Ok, summer! More daylight, more outside experiences… and more mosquitoes (blech). The vampiric little buggers crest in July and August, and they’re not simply gross and irritating—getting nibbled by the wrong one can abandon you fighting for your wellbeing. In any case, that doesn’t mean you need to spend the following couple of months on house capture. Your manual to beating mosquitoes begins here.
Kind of mosquito
More than 3,000 mosquito species exist around the world, however in the event that you live in the United States, you just should be worried with six of them: Yellow fever mosquito (otherwise called Aedes aegypti), conveys Zika, chikungunya, and dengue; Asian tiger mosquito (a.k.a Aedes albopictus), which additionally conveys Zika, chikungunya, and dengue; Northern house mosquito (a.k.a Culex pipiens), conveys West Nile; and Culex tarsalis and Culex nigripalpus, which likewise convey West Nile.
Not all mosquitoes bite

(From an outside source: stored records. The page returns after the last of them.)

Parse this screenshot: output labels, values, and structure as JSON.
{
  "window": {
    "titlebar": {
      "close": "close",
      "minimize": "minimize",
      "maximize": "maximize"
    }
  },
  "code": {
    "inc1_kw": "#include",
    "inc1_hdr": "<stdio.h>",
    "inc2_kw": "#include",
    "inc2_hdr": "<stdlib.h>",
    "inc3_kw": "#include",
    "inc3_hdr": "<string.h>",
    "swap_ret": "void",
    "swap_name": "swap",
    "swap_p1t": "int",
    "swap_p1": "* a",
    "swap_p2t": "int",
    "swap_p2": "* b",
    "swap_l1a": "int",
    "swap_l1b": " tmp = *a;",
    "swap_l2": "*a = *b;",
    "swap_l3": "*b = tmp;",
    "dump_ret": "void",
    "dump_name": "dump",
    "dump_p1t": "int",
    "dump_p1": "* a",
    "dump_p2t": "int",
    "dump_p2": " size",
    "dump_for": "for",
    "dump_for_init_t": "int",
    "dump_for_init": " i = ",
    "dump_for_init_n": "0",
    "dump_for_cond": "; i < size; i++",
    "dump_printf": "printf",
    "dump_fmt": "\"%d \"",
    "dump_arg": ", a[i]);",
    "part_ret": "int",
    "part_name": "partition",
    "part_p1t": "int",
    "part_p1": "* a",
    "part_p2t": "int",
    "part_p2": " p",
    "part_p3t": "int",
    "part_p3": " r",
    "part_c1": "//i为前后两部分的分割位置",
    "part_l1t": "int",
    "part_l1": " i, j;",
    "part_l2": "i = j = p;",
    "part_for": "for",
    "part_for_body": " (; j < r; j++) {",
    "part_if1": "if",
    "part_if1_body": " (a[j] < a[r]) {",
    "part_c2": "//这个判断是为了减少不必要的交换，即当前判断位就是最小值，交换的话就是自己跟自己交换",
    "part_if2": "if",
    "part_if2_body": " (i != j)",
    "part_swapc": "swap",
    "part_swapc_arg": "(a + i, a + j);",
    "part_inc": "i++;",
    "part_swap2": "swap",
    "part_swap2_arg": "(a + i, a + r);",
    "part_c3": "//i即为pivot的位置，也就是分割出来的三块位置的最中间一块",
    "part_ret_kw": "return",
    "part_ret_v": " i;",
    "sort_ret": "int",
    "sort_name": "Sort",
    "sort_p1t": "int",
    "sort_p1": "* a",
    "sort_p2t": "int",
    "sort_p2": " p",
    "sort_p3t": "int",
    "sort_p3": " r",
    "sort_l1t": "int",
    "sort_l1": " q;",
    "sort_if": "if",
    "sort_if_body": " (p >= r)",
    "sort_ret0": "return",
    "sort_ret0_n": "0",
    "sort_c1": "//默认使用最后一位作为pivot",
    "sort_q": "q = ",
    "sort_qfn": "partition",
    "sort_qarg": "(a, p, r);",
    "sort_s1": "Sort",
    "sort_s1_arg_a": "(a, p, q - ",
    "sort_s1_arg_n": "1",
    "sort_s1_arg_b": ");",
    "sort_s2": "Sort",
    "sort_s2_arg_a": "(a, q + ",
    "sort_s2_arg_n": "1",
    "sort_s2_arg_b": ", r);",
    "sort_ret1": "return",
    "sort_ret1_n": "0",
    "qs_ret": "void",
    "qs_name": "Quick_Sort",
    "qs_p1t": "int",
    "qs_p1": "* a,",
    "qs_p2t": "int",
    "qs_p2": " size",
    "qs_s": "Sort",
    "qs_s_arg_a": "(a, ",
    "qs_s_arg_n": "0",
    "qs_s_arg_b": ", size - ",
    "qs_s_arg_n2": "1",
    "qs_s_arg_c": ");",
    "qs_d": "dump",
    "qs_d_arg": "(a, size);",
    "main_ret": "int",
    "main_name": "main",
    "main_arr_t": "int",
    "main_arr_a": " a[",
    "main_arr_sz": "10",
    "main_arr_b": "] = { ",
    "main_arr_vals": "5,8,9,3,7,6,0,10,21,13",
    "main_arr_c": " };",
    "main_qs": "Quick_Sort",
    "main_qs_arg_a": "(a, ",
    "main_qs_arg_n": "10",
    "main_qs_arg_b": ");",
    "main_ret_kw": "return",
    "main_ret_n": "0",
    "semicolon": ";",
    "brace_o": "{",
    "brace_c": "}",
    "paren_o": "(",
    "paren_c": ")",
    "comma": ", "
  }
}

Many mosquito species don’t chomp by any stretch of the imagination. Of those that do, it’s lone the females who are bloodsuckers—they utilized the protein to create eggs.
Mosquitoes in stagnant water
“Mosquitoes will breed cheerfully in something as little as a disposed of pop jug top,” says Joe Conlon, a resigned U.S. Naval force entomologist and a specialized guide for the American Mosquito Control Association. “You must be picky.” Clear the water from outside children’s toys, water basins, window boxes, stopped up canals—even the canvas you hurl over the heap of wood, if little puddles tend to pool there. Mosquitoes take around a week to develop from egg to grown-up, so go on a water-dumping mission each four or five days to guarantee you’re not facilitating the people to come.
Some are forceful, while others are slippery
A few mosquitoes are forceful, in-your-face biters, yet the Aedes aegypti is tricky. “Since it lives intimately with people, right in our homes, it has adjusted its gnawing conduct to go undetected,” says Jonathan Day, PhD, a therapeutic entomologist and mosquito master at the University of Florida. The buggers tend to fly near the ground and focus on the feet and lower legs, and a concoction in their spit makes their nibbles less agonizing—so you may never at any point know you’ve been chomped.
Mosquitoes can;t fly high
Any breeze more grounded than 1 mile for every hour is sufficient to deflect mosquitoes. On a still day, snatch a module box fan to make the same impact. “Simply make a point to point it at your lower limits,” says Day. “Mosquitoes fly low to evade the twist, so a fan all over won’t secure your feet.”
Covering your skin secures you
“Your danger of getting nibbled is decreased significantly just by covering uncovered skin,” says Conlon. Restrict free weave fabrics, similar to material and cotton, for more tightly weaves, similar to manufactured and athletic fabrics, that most mosquitoes battle to chomp through. (One more motivation to grasp your athleisure look!)